The human circulation contains four readily distinguishable biologically active inhibitors of the sodium pump that appear to be endogenous to mammals. Of these, one has been purified to homogeneity and by numerous chromatographic, mass spectral, biochemical, and physiological analyses has been shown to be a novel steroidal isomer of ouabain in which the location and orientation of two or more steroidal hydroxyl groups differ. The human endogenous 'ouabain' (EO) is a high affinity reversible inhibitor of the pump with inotropic and vasopressor activity. Circulating levels of EO depend upon the adrenal cortex and metabolic events preceding and following pregnenolone formation are involved in EO biosynthesis. Within the adrenal gland, the stimulus-secretion mechanisms for EO secretion are distinct from those for aldosterone highlighting different regulation. Among Caucasians with essential hypertension, 30-45% have elevated circulating levels of EO. Sustained elevation of plasma ouabain in rats induces chronic hypertension with characteristics similar to those in patients and whose severity is determined by inherited factors and renal function. In conclusion, at least one of the mammalian counterparts to the cardiac glycosides is a novel steroidal isomer of ouabain. The isomer is secreted by the adrenal cortex, and augments cardiovascular function. The observation of this entity in the human circulation, the demonstration of its biosynthesis, and the existence of specific receptors suggest to us that EO is a novel adrenocortical hormone and may be part of a broader family of novel mammalian steroids that regulate the sodium pump and other processes.

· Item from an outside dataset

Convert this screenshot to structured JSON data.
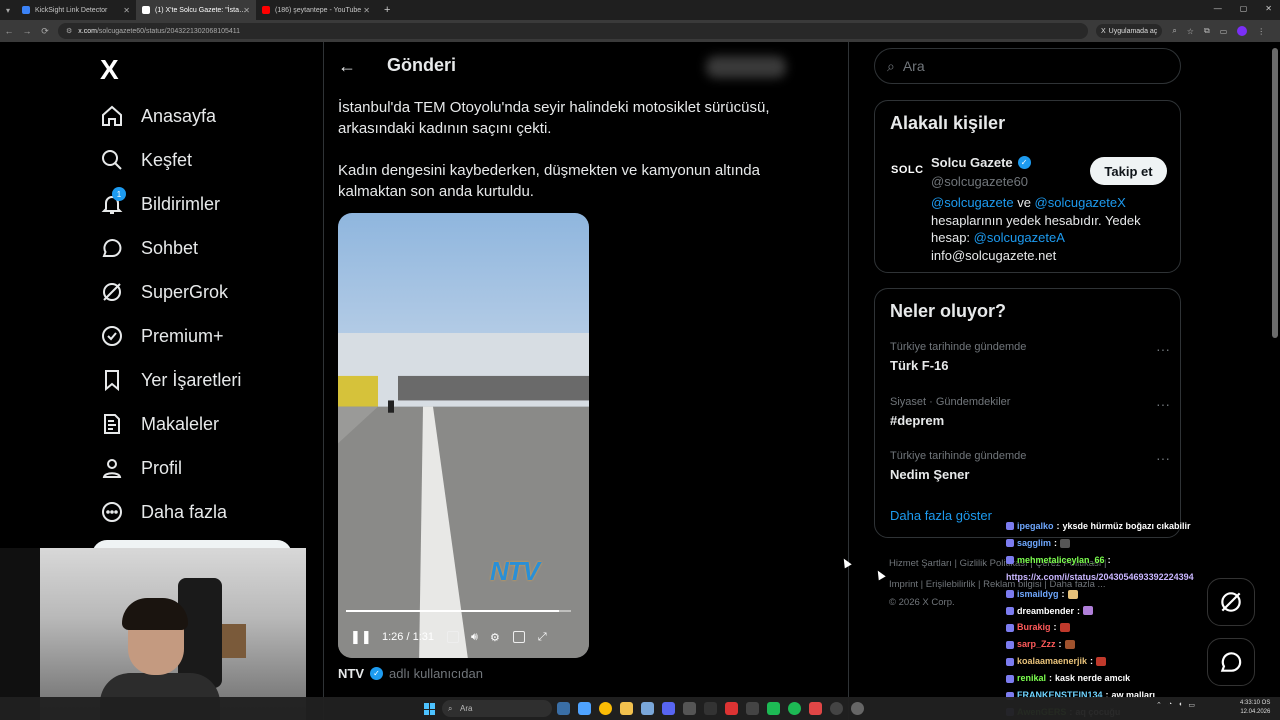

|Number of pages||11|
|Journal||Clinical and Experimental Hypertension|
|Publication status||Published - Jul 1998|
- Angiotensin II
- Cardiac glycosides
ASJC Scopus subject areas
- Internal Medicine